Winners of the 2017 Building of the Year Awards

07:00 - 9 February, 2017
Winners of the 2017 Building of the Year Awards

With two weeks of nominations and voting now complete, we are happy to present the winners of the 2017 ArchDaily Building of the Year Awards. As a peer-based, crowdsourced architecture award, these winners were chosen by the collective intelligence of over 75,000 votes from ArchDaily readers around the world, filtering over 3,000 projects down to the 16 best works featured on ArchDaily in 2016.

The winners, as always, include a diversity of architectural output from around the globe. Alongside high-profile, perhaps even predictable winners—who would have bet against BIG's first completed project in New York or Herzog & de Meuron's long-awaited philharmonic hall in Hamburg?—are more niche and surprise winners, from Nicolás Campodonico's off-grid chapel in Argentina to ARCHSTUDIO's organic food factory in China. The list also features some returning favorites such as spaceworkers, whose Casa Cabo de Vila brings them their second win in the housing category, repeating their success from 2015.

In being published on ArchDaily, these 16 exemplary buildings have helped us to continue our mission, bringing inspiration, knowledge, and tools to architects around the world. This award wouldn't be possible without the hundreds of firms that choose to publish their projects with ArchDaily every year, or without those who take part in the voting process to become part of our thousands-strong awards jury. To everyone who took part—either by submitting a project in the past year, or by nominating and voting for candidates in the past weeks—thank you for giving strength to this award. And of course, congratulations to all the winners!

Read on to see the full list of winning projects.

The 10 Best Global* Architecture Projects of 2016 (*Asia, Africa and South America Not Excluded)

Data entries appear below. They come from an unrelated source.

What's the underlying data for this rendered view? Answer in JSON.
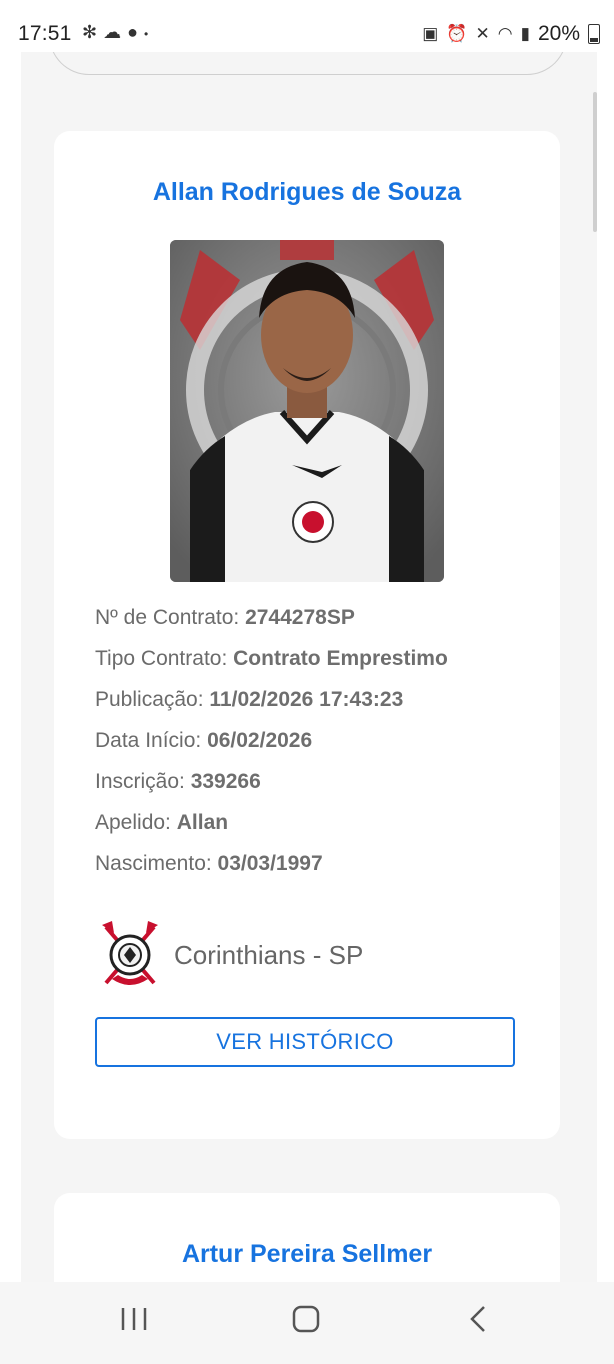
{
  "status_bar": {
    "time": "17:51",
    "battery": "20%",
    "left_icons": [
      "fan-icon",
      "cloud-icon",
      "chat-icon",
      "dot-icon"
    ],
    "right_icons": [
      "lock-icon",
      "alarm-icon",
      "mute-icon",
      "wifi-icon",
      "signal-icon",
      "battery-icon"
    ]
  },
  "players": [
    {
      "name": "Allan Rodrigues de Souza",
      "fields": [
        {
          "label": "Nº de Contrato: ",
          "value": "2744278SP"
        },
        {
          "label": "Tipo Contrato: ",
          "value": "Contrato Emprestimo"
        },
        {
          "label": "Publicação: ",
          "value": "11/02/2026 17:43:23"
        },
        {
          "label": "Data Início: ",
          "value": "06/02/2026"
        },
        {
          "label": "Inscrição: ",
          "value": "339266"
        },
        {
          "label": "Apelido: ",
          "value": "Allan"
        },
        {
          "label": "Nascimento: ",
          "value": "03/03/1997"
        }
      ],
      "club": "Corinthians - SP",
      "history_button": "VER HISTÓRICO"
    },
    {
      "name": "Artur Pereira Sellmer"
    }
  ],
  "navbar": {
    "recent": "recent-apps-icon",
    "home": "home-icon",
    "back": "back-icon"
  },
  "colors": {
    "accent": "#1773df",
    "page_bg": "#f5f5f5",
    "card_bg": "#ffffff",
    "club_red": "#c8102e"
  }
}
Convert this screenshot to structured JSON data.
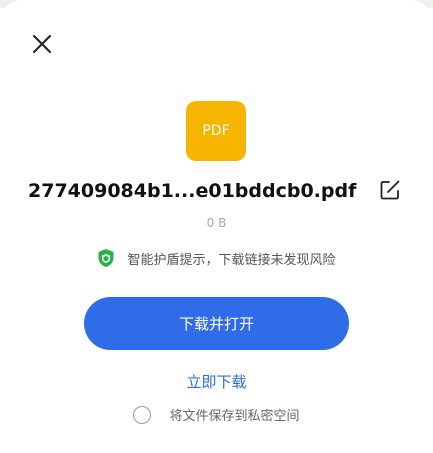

08:00 - 15 January, 2017
The 10 Best Global* Architecture Projects of 2016 (*Asia, Africa and South America Not Excluded)

As the common phrase attests, “history is written by the victors.” We therefore know that the story of the West is that of Europe and the United States, while the other actors in world history are minimized or invisible: it happened to the Chinese and Japanese during World War II, to the Ottoman Empire in sixteenth-century Europe, and to racial majorities in the common reading of Latin American independence. The same thing happens in architecture.

The current boom of the Global South is based not only on new work, but rather on the recognition of an invisible architecture which was apparently not worthy of publication in the journals of the 1990s. The world stage has changed, with the emergence of a humanity that is decentralized yet local; globalized, yet heterogeneous; accelerated, yet unbalanced. There are no longer red and blue countries, but a wide variety of colors, exploding like a Pollock painting.

This serves as a preamble to consider the outstanding projects of 2016 according to the British critic Oliver Wainwright, whose map of the world appears to extend from New York in the West to Oslo in the East, with the exception of Birzeit in Palestine. The Global South represents more than 40% of the global economy and already includes most of the world’s megacities, yet has no architecture worthy of recognition? We wanted to highlight the following projects in order to expand the western-centric world view, enabling us to truly comprehend the extent of architectural innovation on a global scale.

Leixões Cruise Terminal / Luís Pedro Silva Arquitecto

10:00 - 5 January, 2016
Leixões Cruise Terminal / Luís Pedro Silva Arquitecto, © Fernando Guerra |  FG+SG
© Fernando Guerra | FG+SG

© Fernando Guerra |  FG+SG © Fernando Guerra |  FG+SG © Fernando Guerra |  FG+SG © Fernando Guerra |  FG+SG + 86